* GOAL OF THE EXERCISE *
Please count, in the material below, each line containing "this", and report only the number.
· · · ·
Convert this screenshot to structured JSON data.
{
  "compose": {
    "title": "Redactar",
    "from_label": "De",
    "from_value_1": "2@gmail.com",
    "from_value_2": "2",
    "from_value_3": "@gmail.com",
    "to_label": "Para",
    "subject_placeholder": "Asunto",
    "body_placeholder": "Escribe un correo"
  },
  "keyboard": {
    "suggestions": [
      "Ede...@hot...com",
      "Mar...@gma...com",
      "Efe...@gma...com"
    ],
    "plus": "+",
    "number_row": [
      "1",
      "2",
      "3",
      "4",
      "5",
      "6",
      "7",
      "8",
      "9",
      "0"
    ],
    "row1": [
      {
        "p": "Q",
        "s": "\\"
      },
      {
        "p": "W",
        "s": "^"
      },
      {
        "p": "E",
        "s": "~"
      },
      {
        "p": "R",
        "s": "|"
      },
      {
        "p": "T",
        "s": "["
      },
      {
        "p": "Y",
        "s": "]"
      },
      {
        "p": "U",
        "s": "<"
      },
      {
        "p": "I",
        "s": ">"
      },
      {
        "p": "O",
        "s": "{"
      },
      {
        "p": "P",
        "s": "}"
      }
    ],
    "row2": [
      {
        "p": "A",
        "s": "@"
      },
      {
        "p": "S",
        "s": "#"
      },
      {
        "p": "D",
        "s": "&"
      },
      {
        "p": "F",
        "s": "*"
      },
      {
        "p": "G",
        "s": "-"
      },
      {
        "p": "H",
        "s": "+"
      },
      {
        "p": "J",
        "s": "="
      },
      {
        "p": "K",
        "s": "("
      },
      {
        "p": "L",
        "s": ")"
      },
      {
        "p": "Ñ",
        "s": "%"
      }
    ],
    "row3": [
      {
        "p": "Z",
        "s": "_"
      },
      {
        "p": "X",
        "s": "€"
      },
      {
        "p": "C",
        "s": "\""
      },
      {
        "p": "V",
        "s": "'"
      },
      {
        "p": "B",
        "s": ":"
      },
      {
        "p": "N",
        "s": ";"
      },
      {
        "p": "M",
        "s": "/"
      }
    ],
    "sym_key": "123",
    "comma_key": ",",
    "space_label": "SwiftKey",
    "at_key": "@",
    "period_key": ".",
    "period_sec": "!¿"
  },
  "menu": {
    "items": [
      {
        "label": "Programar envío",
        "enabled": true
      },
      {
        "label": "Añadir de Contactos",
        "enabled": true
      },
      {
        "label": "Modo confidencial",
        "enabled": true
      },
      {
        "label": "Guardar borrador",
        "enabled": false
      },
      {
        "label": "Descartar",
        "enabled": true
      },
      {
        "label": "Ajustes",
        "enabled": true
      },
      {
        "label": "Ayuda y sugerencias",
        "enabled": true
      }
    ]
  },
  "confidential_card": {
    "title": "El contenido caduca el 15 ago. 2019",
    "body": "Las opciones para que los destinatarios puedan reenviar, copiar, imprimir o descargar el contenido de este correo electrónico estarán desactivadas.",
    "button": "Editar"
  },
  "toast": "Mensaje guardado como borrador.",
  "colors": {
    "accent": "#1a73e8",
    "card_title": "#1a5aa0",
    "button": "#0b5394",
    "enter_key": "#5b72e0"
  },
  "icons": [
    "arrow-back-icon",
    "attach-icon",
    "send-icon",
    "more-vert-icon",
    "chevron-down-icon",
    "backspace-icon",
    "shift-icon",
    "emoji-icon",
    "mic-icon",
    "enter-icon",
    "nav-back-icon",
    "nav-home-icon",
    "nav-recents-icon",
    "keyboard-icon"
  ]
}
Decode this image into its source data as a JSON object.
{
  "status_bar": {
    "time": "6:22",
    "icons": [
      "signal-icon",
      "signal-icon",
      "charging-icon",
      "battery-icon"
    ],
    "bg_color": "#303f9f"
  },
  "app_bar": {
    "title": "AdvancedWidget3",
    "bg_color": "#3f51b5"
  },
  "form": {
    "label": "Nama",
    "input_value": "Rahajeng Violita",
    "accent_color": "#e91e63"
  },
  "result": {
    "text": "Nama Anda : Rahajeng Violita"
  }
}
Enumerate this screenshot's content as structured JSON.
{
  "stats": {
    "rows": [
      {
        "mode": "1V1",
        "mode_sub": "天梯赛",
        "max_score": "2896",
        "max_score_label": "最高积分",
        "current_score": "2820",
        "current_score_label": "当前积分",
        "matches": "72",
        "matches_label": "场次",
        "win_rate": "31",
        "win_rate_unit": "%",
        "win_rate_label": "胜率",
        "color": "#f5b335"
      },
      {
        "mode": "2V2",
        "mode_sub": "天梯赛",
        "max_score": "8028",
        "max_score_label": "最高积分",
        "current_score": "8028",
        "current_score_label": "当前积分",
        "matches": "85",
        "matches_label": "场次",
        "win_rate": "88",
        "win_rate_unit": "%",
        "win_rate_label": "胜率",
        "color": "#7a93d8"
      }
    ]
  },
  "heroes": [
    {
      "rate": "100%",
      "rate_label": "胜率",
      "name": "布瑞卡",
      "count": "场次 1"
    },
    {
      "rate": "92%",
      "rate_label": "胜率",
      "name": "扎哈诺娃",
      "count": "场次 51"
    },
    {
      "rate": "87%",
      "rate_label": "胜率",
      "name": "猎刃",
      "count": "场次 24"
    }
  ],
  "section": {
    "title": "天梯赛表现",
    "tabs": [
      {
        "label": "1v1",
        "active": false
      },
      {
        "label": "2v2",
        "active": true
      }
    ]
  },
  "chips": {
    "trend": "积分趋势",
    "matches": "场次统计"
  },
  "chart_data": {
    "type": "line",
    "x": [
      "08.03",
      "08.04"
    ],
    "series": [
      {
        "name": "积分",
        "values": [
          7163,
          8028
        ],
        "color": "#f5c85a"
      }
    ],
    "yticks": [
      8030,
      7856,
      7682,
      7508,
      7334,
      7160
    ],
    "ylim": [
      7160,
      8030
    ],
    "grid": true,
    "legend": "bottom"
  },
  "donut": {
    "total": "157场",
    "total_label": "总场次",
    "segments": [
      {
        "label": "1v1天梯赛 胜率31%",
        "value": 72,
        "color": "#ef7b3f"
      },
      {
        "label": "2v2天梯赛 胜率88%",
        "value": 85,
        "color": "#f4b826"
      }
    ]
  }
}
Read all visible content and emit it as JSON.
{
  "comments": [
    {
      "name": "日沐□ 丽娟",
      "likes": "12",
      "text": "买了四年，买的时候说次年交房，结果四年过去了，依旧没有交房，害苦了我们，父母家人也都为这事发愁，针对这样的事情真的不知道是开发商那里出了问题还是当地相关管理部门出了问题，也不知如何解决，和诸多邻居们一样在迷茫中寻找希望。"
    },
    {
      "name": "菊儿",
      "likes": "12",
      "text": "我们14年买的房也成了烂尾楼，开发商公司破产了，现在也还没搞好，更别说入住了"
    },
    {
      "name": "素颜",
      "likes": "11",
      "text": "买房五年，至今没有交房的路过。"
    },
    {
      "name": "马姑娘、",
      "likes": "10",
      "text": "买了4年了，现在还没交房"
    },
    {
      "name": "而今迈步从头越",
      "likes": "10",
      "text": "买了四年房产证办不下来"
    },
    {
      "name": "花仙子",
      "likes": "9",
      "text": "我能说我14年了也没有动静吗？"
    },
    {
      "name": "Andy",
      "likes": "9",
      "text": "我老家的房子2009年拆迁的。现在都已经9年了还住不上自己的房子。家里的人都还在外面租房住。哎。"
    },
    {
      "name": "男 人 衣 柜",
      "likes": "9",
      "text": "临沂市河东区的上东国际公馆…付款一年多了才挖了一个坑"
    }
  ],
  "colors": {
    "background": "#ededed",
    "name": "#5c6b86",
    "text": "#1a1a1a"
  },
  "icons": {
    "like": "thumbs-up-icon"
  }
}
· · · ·
* SOLUTION TO THE PROBLEM *
3